Lottery Advertising

Lottery Advertising

The lottery is a form of gambling in which people purchase tickets with numbers or symbols. The winnings are determined by drawing random numbers from a pool or collection of tickets. The process is designed to be fair and impartial. The first state lotteries were introduced in the United States in the mid-20th century. Today, 37 states and the District of Columbia operate them. The introduction of lotteries across the country has followed a remarkably similar pattern.

There are some basic rules that must be followed in order to win the lottery. For one, it is important to have a strategy. The best way to do this is by dividing your tickets into categories, such as even or odd numbers. This will help you increase your chances of winning the jackpot.

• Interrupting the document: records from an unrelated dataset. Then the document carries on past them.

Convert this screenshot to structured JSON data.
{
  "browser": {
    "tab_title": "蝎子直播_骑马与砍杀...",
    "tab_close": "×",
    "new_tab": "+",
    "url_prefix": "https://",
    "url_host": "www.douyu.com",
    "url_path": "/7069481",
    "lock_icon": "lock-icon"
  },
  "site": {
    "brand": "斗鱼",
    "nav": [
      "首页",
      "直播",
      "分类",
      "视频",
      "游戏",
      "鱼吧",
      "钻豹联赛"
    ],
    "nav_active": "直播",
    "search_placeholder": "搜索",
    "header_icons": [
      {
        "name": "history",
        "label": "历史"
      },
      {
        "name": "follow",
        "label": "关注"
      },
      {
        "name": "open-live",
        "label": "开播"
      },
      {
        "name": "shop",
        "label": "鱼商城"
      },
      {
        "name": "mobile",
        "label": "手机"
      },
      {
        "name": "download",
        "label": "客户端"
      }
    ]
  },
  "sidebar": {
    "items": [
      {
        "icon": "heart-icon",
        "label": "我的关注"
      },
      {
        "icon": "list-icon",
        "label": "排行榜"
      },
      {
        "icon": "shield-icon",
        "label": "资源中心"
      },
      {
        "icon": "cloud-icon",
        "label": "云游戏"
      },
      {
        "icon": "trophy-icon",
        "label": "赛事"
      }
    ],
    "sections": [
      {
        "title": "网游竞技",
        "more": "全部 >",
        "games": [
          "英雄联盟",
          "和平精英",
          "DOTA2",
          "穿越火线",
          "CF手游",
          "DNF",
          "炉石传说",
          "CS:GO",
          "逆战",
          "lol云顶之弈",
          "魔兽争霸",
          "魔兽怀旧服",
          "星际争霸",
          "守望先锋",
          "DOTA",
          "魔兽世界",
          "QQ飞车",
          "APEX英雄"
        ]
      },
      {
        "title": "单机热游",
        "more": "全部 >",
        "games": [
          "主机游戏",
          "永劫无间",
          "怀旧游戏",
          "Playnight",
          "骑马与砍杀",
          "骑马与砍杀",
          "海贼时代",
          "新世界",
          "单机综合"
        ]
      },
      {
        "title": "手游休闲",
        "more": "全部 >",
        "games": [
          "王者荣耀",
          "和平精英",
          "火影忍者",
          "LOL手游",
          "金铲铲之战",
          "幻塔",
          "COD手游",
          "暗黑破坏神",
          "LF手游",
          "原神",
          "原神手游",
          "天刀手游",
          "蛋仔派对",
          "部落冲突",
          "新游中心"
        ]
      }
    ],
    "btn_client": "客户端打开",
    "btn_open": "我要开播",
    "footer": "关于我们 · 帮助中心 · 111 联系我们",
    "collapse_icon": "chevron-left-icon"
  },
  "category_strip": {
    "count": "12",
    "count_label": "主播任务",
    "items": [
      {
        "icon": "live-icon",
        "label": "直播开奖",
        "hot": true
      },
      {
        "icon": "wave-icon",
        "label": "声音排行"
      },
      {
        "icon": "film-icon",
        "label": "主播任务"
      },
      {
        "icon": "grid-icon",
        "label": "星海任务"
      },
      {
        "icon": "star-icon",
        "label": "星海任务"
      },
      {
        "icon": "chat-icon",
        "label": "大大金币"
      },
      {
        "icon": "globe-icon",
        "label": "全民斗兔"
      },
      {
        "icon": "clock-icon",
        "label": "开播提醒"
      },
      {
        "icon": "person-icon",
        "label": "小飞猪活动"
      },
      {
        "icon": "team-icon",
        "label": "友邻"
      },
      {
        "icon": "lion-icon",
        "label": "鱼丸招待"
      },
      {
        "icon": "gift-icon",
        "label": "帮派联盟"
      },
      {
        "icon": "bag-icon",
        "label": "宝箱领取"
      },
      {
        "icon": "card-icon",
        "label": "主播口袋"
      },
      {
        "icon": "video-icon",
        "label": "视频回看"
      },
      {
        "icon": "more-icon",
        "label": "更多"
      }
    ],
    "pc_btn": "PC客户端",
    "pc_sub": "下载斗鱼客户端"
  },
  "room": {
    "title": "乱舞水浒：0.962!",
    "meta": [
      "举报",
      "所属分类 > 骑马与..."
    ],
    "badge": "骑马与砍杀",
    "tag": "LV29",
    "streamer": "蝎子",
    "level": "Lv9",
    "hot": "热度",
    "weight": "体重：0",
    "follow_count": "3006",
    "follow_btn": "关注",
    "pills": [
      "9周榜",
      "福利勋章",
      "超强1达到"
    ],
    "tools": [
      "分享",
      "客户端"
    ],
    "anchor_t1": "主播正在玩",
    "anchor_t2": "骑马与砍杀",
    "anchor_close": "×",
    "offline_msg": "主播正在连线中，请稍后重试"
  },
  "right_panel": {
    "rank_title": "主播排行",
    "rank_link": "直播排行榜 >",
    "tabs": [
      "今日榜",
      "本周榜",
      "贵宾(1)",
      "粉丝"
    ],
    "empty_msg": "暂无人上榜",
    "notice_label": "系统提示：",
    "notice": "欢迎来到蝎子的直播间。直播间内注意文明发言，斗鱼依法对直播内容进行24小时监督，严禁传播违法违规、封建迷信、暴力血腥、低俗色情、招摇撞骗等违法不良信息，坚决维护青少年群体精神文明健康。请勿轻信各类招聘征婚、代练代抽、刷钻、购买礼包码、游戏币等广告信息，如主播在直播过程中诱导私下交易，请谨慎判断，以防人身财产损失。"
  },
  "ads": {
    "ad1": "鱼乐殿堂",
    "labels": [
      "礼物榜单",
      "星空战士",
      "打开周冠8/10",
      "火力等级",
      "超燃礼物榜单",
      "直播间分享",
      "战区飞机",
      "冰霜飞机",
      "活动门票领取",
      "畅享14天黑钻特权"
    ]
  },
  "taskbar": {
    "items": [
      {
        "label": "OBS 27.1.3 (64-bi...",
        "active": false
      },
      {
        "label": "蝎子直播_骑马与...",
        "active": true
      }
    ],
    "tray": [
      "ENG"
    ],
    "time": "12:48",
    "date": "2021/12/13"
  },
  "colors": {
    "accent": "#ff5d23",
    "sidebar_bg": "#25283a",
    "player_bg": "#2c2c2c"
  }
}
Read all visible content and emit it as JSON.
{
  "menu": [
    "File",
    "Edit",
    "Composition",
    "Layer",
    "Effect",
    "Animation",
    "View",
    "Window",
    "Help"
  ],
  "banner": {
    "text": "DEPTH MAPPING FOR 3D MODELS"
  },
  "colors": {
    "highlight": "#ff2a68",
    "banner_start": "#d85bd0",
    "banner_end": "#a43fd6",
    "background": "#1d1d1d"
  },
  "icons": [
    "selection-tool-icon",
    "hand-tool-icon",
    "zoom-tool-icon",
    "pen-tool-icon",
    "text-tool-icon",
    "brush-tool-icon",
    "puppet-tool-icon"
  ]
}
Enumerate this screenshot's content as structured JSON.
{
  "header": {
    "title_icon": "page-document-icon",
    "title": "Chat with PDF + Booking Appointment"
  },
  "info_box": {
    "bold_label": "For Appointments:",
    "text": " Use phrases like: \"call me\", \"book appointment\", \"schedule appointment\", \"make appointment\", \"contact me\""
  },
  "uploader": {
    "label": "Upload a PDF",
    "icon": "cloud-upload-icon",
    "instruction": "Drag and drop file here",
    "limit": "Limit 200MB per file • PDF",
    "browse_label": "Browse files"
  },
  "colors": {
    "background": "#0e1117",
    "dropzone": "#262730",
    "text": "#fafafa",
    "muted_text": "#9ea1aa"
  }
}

In addition to picking your own numbers, there are a number of other things that can be done to increase your odds. For example, some experts recommend choosing your birthday or other lucky numbers. Some also suggest repeating your numbers or buying multiple tickets each time. However, you should keep in mind that these strategies are not foolproof. In fact, they are not likely to improve your odds of winning by more than a small percentage.

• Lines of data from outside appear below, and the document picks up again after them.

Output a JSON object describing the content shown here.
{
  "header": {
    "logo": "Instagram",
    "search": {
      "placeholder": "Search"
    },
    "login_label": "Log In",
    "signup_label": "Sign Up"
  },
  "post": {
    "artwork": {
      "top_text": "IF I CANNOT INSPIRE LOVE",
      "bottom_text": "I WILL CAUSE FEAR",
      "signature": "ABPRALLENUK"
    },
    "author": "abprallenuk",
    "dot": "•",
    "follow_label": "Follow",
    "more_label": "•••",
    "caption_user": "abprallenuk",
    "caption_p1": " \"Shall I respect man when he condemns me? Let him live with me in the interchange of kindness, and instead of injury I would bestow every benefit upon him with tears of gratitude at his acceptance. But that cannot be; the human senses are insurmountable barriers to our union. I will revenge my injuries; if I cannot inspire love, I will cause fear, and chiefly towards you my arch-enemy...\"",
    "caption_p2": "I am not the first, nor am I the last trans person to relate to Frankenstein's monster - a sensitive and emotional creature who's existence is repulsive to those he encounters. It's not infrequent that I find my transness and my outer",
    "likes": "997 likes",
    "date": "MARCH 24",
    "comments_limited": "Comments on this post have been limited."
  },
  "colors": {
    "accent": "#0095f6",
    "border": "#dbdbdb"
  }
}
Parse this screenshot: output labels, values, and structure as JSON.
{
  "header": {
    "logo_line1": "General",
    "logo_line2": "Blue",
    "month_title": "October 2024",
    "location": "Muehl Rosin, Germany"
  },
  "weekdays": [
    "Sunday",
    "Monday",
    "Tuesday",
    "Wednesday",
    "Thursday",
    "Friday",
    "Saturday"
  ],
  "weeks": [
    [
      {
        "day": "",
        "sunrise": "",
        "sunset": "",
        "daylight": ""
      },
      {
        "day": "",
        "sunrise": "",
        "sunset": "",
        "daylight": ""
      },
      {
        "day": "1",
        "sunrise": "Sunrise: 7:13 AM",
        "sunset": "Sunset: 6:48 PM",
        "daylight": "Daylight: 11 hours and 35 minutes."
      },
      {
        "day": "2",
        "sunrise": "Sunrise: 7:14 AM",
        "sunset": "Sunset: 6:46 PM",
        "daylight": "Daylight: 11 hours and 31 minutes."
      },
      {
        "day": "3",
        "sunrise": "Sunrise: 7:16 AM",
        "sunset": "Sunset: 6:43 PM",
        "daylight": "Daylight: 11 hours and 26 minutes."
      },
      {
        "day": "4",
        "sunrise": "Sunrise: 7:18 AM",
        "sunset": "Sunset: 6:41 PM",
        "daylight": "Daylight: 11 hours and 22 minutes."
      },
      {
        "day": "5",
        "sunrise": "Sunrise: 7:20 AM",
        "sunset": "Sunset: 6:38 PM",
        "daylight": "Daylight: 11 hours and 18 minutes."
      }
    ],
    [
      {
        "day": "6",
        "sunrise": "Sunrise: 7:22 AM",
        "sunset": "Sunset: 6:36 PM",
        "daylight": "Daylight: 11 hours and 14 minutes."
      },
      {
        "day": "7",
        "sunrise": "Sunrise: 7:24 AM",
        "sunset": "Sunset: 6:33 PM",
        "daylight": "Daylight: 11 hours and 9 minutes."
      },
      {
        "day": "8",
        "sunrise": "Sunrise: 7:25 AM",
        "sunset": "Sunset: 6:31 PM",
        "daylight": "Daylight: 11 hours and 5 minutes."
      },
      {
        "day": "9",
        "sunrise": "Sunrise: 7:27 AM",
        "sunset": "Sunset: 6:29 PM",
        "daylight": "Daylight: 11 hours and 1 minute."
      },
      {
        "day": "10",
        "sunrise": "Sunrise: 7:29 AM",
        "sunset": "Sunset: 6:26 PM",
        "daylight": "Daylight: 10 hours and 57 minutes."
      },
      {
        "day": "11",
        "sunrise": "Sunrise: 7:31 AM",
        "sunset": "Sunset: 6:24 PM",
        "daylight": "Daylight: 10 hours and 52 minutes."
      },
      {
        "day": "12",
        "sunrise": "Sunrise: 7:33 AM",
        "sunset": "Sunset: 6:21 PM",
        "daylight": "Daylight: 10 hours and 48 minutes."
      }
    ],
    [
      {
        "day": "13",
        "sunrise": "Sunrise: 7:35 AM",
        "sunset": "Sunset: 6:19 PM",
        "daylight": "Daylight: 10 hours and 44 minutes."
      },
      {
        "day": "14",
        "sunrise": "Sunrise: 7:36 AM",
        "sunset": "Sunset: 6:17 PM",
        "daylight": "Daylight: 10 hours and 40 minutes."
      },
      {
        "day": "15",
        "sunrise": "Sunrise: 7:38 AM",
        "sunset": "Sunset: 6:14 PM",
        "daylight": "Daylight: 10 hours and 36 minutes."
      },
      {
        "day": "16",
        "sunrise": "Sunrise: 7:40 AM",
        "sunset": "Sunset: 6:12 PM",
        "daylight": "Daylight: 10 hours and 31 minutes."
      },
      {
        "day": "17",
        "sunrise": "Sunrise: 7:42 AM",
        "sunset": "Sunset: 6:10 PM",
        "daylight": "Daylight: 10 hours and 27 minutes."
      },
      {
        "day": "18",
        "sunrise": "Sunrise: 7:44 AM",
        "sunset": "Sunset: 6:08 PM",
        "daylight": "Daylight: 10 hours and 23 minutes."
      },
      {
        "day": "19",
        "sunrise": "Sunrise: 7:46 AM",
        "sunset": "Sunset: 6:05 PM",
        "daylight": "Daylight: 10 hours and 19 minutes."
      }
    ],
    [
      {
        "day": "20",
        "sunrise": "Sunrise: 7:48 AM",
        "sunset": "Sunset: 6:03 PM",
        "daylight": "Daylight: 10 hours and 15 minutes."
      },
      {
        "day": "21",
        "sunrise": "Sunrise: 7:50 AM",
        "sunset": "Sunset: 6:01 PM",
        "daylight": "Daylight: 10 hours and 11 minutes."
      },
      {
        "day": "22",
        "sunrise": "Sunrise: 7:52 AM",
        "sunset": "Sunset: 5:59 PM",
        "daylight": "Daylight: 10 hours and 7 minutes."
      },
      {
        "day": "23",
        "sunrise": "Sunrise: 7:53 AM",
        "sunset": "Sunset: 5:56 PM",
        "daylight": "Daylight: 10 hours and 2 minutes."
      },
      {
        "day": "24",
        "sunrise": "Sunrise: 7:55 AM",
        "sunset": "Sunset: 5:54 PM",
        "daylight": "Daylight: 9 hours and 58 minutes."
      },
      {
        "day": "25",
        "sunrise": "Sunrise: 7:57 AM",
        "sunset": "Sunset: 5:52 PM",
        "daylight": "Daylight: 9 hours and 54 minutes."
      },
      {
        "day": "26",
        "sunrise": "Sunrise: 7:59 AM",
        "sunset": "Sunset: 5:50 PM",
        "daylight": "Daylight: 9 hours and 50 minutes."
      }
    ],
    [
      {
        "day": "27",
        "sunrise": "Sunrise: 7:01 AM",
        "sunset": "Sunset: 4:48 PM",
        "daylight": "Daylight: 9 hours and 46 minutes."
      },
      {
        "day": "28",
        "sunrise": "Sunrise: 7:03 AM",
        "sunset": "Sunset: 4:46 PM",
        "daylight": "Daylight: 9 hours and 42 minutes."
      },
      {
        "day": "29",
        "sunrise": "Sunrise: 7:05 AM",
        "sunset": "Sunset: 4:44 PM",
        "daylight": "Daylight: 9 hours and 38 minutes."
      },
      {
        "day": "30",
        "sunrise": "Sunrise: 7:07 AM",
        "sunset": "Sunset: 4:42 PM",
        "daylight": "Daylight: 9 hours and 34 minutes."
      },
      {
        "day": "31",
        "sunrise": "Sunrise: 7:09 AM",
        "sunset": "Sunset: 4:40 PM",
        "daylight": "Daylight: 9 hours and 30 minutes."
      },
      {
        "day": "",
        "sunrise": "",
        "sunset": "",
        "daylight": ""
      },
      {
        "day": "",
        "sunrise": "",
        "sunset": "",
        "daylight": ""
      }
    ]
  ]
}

Most state lotteries are run as businesses with the primary goal of maximizing revenues. As such, advertising must largely focus on encouraging people to spend their money on tickets. While this is not necessarily a bad thing, it does raise two issues: 1) does this promotion of gambling have negative consequences for the poor, problem gamblers, and others? and 2) is it an appropriate function for a government to profit from a form of gambling?

The answer to both of these questions is probably no, but it is worth considering these issues in any case. Lottery advertisements typically convey the following message: Lotteries are a fun and exciting way to spend your money. You can buy a ticket, win a big prize, and feel good about yourself. These messages are appealing to many people, especially when the prizes are large and the odds are low.

However, as the growth in lottery revenues has leveled off, a new set of problems has emerged. In an era of anti-tax sentiment, some citizens are uncomfortable with the idea of their government profiting from a form of gambling. Others believe that the promotion of gambling undermines the integrity and credibility of public services such as education and social safety net programs.

In any event, state governments need to carefully balance the competing goals of taxpayers and lottery sponsors when designing a lottery. In the end, lottery profits can be a significant source of revenue that can help fund important state needs. Just be sure to take the time to study the relevant laws and rules before investing your money.